Assuming that the laser tag variant will be played in relative darkness, not in daylight, a thin film photovoltaic cell (TFPV) or thin film solar cell of requisite thickness and flexibility could serve as a wide-area photodetector.
TFPV cells are available that use very thin, yet tear-resistant polyimide substrate, which can be cut and sewn into, for instance, the top surface of a jacket or cap.
The challenge will be distinguishing a relatively small area exposed to the laser, as opposed to the overall photovoltaic surface being exposed to ambient light. Clearly, if the intensity of the laser is not significantly higher than the combined ambient light that may be incident on the entire surface of the clothing, this won't work. Unfortunately increasing the laser intensity leads to laser eye safety concerns.
Permissible eye-safe laser power is pretty low, typically single-digit milliwatts for visible lasers, and fractional milliwatts for IR or UV lasers - keep in mind that eye safety concerns apply even to brief accidental exposure to the laser from very close, such as if a player accidentally triggers the laser tag gun while looking into it.
The solution is to use a TFPV sheet that consists of a multitude of separate cells, rather than one large photosensing area, for instance:
The detection mechanism would need to sense individual PV cells within the mesh. The cell which produces an anomalously high voltage would be the one with a laser beam incident upon it - all the other cells would have lower baseline voltages representative of the ambient light upon each.
Color differentiation would not work for source identification, if using the TFPV approach: Consider a tiny red laser spot, a tiny green laser spot, and a larger surface area illuminated by the laser tag arena lighting: The PV cells would not be able to distinguish between these.
Another challenge with using TFPV material is that signal rise times are pretty slow - and slower for larger cell sizes. Using multiple smaller cells mitigates this somewhat.
Therefore, traditionally used signal modulation for distinguishing between different light sources, e.g. 38 KHz pulse modulation as used in infrared remotes, will not work. A much slower modulation frequency, and identification of distinct code sequences from different emitters, would be the way to go.
The peak sensitivity wavelength of the photodiodes is completely unrelated to the PWM frequency that might be used to modulate the IR signal. The system you have assembled does not use modulated IR and cannot benefit from applying PWM to the emitters.
What you can do is verify that the peak emission from your IR LEDs is close to the wavelength of peak sensitivity for the photodiodes. You could also consider using an IR filter that would block visible light from getting to your photodiodes.

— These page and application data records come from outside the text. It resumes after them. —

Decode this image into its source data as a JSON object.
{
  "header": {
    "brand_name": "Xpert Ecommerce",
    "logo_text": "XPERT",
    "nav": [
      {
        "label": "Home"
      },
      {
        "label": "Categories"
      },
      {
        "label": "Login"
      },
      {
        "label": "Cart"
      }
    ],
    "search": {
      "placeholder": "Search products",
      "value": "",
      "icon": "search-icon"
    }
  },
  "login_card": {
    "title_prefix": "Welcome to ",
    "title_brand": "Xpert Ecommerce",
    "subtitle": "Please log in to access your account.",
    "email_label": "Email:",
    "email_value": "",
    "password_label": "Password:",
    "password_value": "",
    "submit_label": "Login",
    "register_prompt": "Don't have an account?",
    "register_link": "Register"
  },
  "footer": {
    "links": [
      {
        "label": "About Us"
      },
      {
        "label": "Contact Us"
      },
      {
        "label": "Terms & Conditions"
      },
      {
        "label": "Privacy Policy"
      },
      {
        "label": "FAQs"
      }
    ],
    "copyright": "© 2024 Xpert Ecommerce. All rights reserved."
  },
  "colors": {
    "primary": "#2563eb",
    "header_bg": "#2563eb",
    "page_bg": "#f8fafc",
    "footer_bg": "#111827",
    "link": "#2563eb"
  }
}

They may not be very sensitive to visible light but there is a lot of visible light that competes with your IR signal.
First, the Lighthouse puts out a lot more optical power. Instead of a puny little 5 mW laser, they apparently use a string of lasers, and you can easily get 10 times more power from that sort of setup.
Second, you seem to have missed the basic idea about emitters/receivers entirely. If your laser produces a visible line (and it seems to do so), why on earth would you try to detect it with an IR receiver? The BPW34 data sheet www.vishay.com/docs/81521/bpw34.pdf gives it a peak sensitivity at 950 nm, but it also works at visible wavelengths, but at lower sensitivity. You're using a visible laser, so I'd expect lower sensitivity from your setup than is possible with an IR emitter of the same power. And going to a BPW FS will only make matters worse, since the FS incorporates a visible-rejection filter, so it won't see your visible laser at all. This also explains why you could not detect other lasers with an IR receiver, although there are other issues such as modulation which you need to learn about.
What you do need is a narrow bandpass filter at your laser wavelength. You can find them on eBay. If you get something, keep in mind that, for it to be really effective, you'll have to make a light-tight housing for your diode so that only light which has gone through the filter hits the diode. You really need to do something like this anyways. Try this experiment. With the laser off, put a box over your PD and take a reading. Call this your zero point. Now take the box off and take another reading, and call this your ambient level. Finally, turn on your laser and take a third reading - call it your active level. If the ambient is significantly different from zero (and it will be) this represents a laser light level which is unmeasurable, since the laser is being masked by the ambient.
An amplifier is probably a good idea, but this is clearly going to be a learning experience for you.